We consider theoretical and empirical developments in personality, affect, and absenteeism research. Specifically, we investigate the relationship between these three constructs and propose a theoretical perspective about the importance of affect in mediating the effect that personality has on absenteeism. One of our main goals is to look at both positive and negative consequences of absenteeism. We propose a model of the personality types that have a higher likelihood of using absenteeism to their benefit (i.e., to "recharge" and change negative affect) and therefore have the absence be functional (i.e., positive affect and higher productivity upon returning to the job) rather than dysfunctional (i.e., negative affect and person is still unproductive or has less productivity than before the absence event). We conclude by emphasizing the theoretical contributions that this model makes and by suggesting ways in which the model could be tested.
ASJC Scopus subject areas

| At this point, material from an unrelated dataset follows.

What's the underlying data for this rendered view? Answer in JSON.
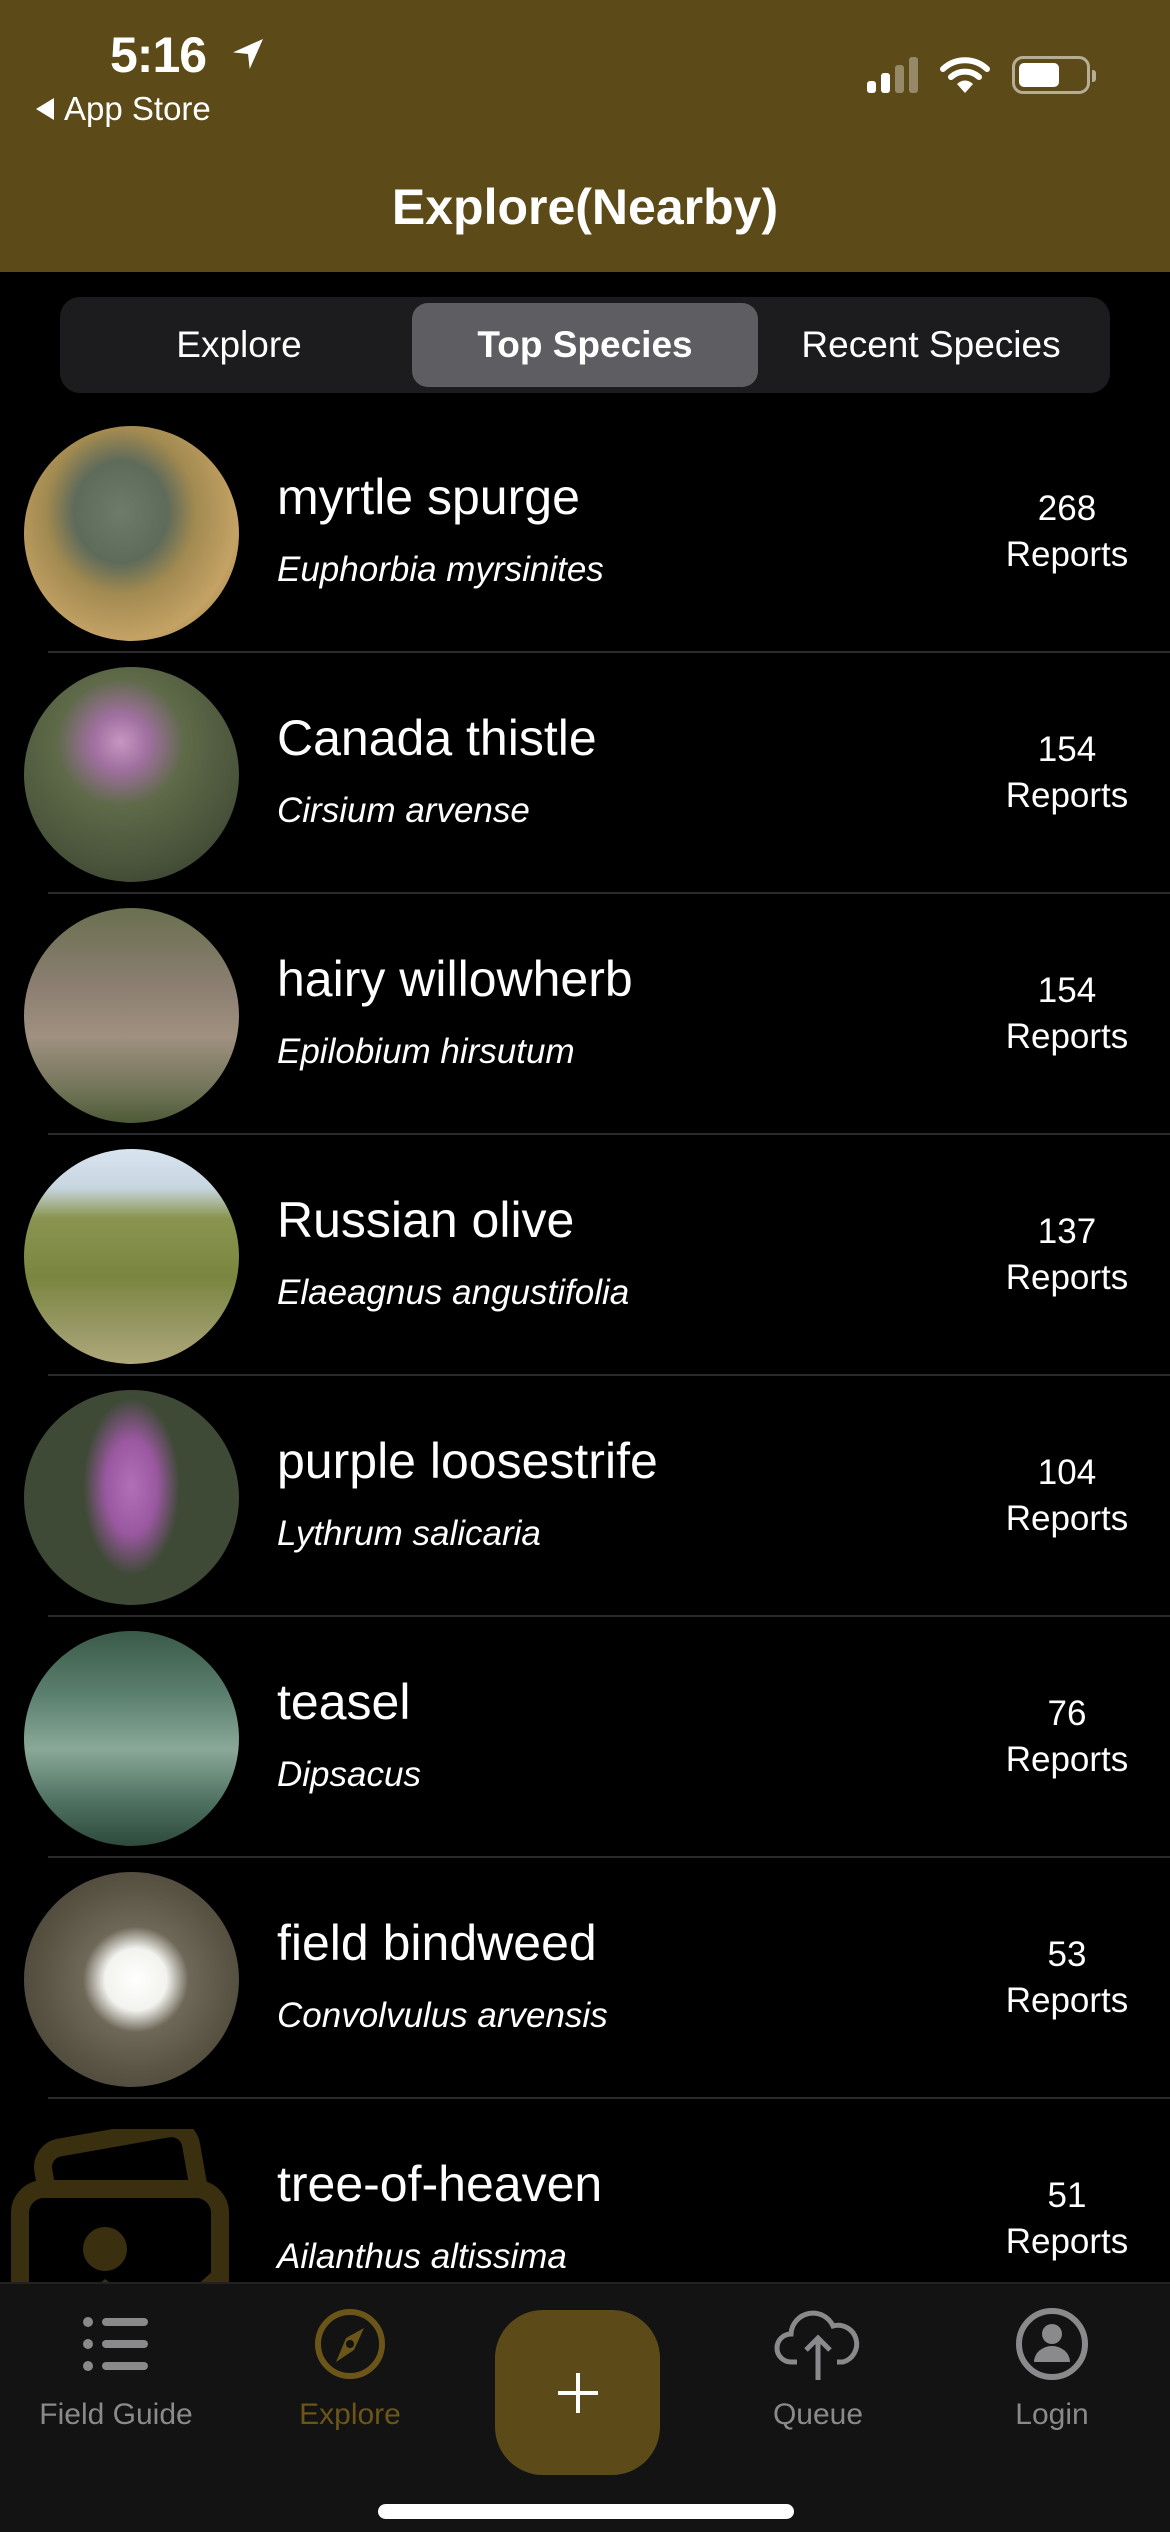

- Applied Psychology
- Organizational Behavior and Human Resource Management